(Task material)

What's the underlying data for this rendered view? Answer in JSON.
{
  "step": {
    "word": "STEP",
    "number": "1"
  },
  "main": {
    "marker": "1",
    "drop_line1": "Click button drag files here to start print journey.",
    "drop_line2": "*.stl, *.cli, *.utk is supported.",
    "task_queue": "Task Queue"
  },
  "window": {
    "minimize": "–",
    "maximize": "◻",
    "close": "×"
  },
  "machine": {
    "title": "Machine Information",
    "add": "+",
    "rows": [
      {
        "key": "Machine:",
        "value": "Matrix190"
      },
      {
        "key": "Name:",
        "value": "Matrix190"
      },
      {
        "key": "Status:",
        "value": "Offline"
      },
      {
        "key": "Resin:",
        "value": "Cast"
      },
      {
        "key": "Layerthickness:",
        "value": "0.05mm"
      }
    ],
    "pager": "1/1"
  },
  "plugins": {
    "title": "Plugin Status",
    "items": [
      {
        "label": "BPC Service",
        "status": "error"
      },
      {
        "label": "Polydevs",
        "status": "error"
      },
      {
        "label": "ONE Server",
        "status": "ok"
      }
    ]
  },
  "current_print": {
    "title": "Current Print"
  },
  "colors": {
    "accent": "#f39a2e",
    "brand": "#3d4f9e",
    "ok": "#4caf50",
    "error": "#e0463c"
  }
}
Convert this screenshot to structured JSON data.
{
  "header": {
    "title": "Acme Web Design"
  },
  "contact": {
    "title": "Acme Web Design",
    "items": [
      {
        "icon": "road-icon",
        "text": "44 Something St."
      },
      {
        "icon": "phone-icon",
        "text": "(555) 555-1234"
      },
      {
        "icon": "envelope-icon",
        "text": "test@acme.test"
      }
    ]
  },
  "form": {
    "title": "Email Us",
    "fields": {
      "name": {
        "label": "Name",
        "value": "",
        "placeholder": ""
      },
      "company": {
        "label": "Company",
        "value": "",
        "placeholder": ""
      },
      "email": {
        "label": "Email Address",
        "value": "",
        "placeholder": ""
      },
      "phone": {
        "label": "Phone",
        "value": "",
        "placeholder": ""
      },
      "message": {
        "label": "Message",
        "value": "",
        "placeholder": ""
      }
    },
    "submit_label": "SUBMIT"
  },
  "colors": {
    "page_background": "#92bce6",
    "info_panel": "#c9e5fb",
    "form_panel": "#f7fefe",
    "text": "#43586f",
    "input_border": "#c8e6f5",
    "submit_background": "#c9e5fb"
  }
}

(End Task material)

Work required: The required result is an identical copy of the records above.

Written answer:
What's the underlying data for this rendered view? Answer in JSON.
{
  "step": {
    "word": "STEP",
    "number": "1"
  },
  "main": {
    "marker": "1",
    "drop_line1": "Click button drag files here to start print journey.",
    "drop_line2": "*.stl, *.cli, *.utk is supported.",
    "task_queue": "Task Queue"
  },
  "window": {
    "minimize": "–",
    "maximize": "◻",
    "close": "×"
  },
  "machine": {
    "title": "Machine Information",
    "add": "+",
    "rows": [
      {
        "key": "Machine:",
        "value": "Matrix190"
      },
      {
        "key": "Name:",
        "value": "Matrix190"
      },
      {
        "key": "Status:",
        "value": "Offline"
      },
      {
        "key": "Resin:",
        "value": "Cast"
      },
      {
        "key": "Layerthickness:",
        "value": "0.05mm"
      }
    ],
    "pager": "1/1"
  },
  "plugins": {
    "title": "Plugin Status",
    "items": [
      {
        "label": "BPC Service",
        "status": "error"
      },
      {
        "label": "Polydevs",
        "status": "error"
      },
      {
        "label": "ONE Server",
        "status": "ok"
      }
    ]
  },
  "current_print": {
    "title": "Current Print"
  },
  "colors": {
    "accent": "#f39a2e",
    "brand": "#3d4f9e",
    "ok": "#4caf50",
    "error": "#e0463c"
  }
}
Convert this screenshot to structured JSON data.
{
  "header": {
    "title": "Acme Web Design"
  },
  "contact": {
    "title": "Acme Web Design",
    "items": [
      {
        "icon": "road-icon",
        "text": "44 Something St."
      },
      {
        "icon": "phone-icon",
        "text": "(555) 555-1234"
      },
      {
        "icon": "envelope-icon",
        "text": "test@acme.test"
      }
    ]
  },
  "form": {
    "title": "Email Us",
    "fields": {
      "name": {
        "label": "Name",
        "value": "",
        "placeholder": ""
      },
      "company": {
        "label": "Company",
        "value": "",
        "placeholder": ""
      },
      "email": {
        "label": "Email Address",
        "value": "",
        "placeholder": ""
      },
      "phone": {
        "label": "Phone",
        "value": "",
        "placeholder": ""
      },
      "message": {
        "label": "Message",
        "value": "",
        "placeholder": ""
      }
    },
    "submit_label": "SUBMIT"
  },
  "colors": {
    "page_background": "#92bce6",
    "info_panel": "#c9e5fb",
    "form_panel": "#f7fefe",
    "text": "#43586f",
    "input_border": "#c8e6f5",
    "submit_background": "#c9e5fb"
  }
}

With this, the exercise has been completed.